|Ab urbe condita||1824|
|Balinese saka calendar||992–993|
|English Regnal year||5 Will. 1 – 6 Will. 1|
|Chinese calendar||庚戌年 (Metal Dog)|
3767 or 3707
— to —
辛亥年 (Metal Pig)
3768 or 3708
|- Vikram Samvat||1127–1128|
|- Shaka Samvat||992–993|
|- Kali Yuga||4171–4172|
|Japanese calendar||Enkyū 3|
|Minguo calendar||841 before ROC|
|Seleucid era||1382/1383 AG|
|Thai solar calendar||1613–1614|
1197 or 816 or 44
— to —
1198 or 817 or 45
|Wikimedia Commons has media related to 1071.|
- August 26 – Battle of Manzikert: The Byzantine army (35,000 man) under Emperor Romanos IV meets the Seljuk Turk forces of Sultan Alp Arslan near the town of Manzikert. Although the armies are initially evenly matched, as the Byzantines advance the Seljuk Turks withdraw before them, launching hit-and-run attacks on the Byzantine flanks. While attempt to withdraw the Byzantine army falls apart, either through treachery or confusion – the battle ends in a decisive defeat for the Byzantine Empire. Romanos is captured (later released by Alp Arslan within a week) and much of the elite Varangian Guard is destroyed.
- October 24 – Romanos IV is deposed by Caesar John Doukas and his political advisor Michael Psellos (after his return in Constantinople). Michael VII (Doukas) is crowned co-emperor – and his mother Eudokia is forced to retire to a monastery.
- February 22 – Battle of Cassel: Robert I (the Frisian) defeats his sister-in-law Richilde (widow of Baldwin VI) and her nephew Arnulf III, in a succession struggle for the County of Flanders. Robert is appointed count by King Philip I (the Amorous).
- April 15 – Siege of Bari: The capital of Bari, the last Byzantine-controlled city in the Catepanate of Italy, is captured by Italo-Norman forces under Duke Robert Guiscard after a 32-month siege.
- The English rebels under Hereward (the Wake) and Morcar, Saxon former earl of Northumbria, are forced to retreat to their stronghold on the Isle of Ely. They make a desperate stand against the Norman forces led by King William I (the Conqueror), but are defeated.

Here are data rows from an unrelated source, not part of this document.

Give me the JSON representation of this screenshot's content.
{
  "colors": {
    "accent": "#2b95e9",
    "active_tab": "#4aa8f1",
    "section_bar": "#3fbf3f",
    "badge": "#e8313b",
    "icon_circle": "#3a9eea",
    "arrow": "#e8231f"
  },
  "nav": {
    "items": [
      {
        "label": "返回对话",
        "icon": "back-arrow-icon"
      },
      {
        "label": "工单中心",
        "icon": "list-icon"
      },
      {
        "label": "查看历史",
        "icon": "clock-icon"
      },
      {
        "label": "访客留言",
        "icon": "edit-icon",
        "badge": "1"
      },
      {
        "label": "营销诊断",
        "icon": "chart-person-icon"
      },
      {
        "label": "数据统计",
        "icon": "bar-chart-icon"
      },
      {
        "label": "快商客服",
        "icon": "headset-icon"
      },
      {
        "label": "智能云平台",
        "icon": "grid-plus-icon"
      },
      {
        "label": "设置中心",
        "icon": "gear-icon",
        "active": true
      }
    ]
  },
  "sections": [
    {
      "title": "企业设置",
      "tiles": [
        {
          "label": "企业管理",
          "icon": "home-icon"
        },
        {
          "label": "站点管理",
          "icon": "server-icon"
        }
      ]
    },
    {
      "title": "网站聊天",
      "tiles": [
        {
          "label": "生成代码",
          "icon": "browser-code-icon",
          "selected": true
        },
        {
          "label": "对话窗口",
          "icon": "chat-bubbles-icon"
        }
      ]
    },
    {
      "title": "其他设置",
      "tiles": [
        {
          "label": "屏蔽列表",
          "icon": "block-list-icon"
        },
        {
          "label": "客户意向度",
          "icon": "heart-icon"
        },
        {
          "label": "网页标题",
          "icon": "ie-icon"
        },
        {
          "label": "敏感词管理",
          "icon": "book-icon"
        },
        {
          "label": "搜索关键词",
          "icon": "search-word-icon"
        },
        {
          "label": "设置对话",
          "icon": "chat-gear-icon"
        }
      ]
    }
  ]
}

- Edwin, earl of Mercia, rebels against William I, but is betrayed and killed. His castle and lands at Dudley (located in the West Midlands) are given to William's Norman subjects.
- January 26 – Adelaide of Eilenburg, German noblewoman
- February 17 – Frozza Orseolo, German noblewoman (b. 1015)
- February 22 (killed at the Battle of Cassel):
- April 17 – Manuel Komnenos, Byzantine aristocrat
- May 24 – Wulfhild of Norway, duchess of Saxony (b. 1020)
- August 22 – Lambert II Suła, archbishop of Kraków
- September 5 – Al-Khatib al-Baghdadi, Arab scholar (b. 1002)
- October 16 – Almodis de la Marche, French nobleman
- December 2 – Ibn 'Abd al-Barr, Moorish judge (b. 978)
- Domenico I Contarini, doge of Venice
- Durand de Bredons, French abbot and bishop
- Edwin (or Ēadwine), earl of Mercia
- Eleanor of Normandy, countess of Flanders (b. 1010)
- Fujiwara no Yorimichi, Japanese nobleman (b. 992)
- Geoffrey of Hauteville, Norman military leader
- Guido da Velate (or Guy), archbishop of Milan
- Henry II, count of Leuven (House of Reginar)
- Ibn Zaydún, Andalusian poet and writer (b. 1003)
- Isabella of Urgell, queen consort of Aragon
- Robert Crispin, Norman mercenary leader
- William Malet, Norman nobleman (approximate date)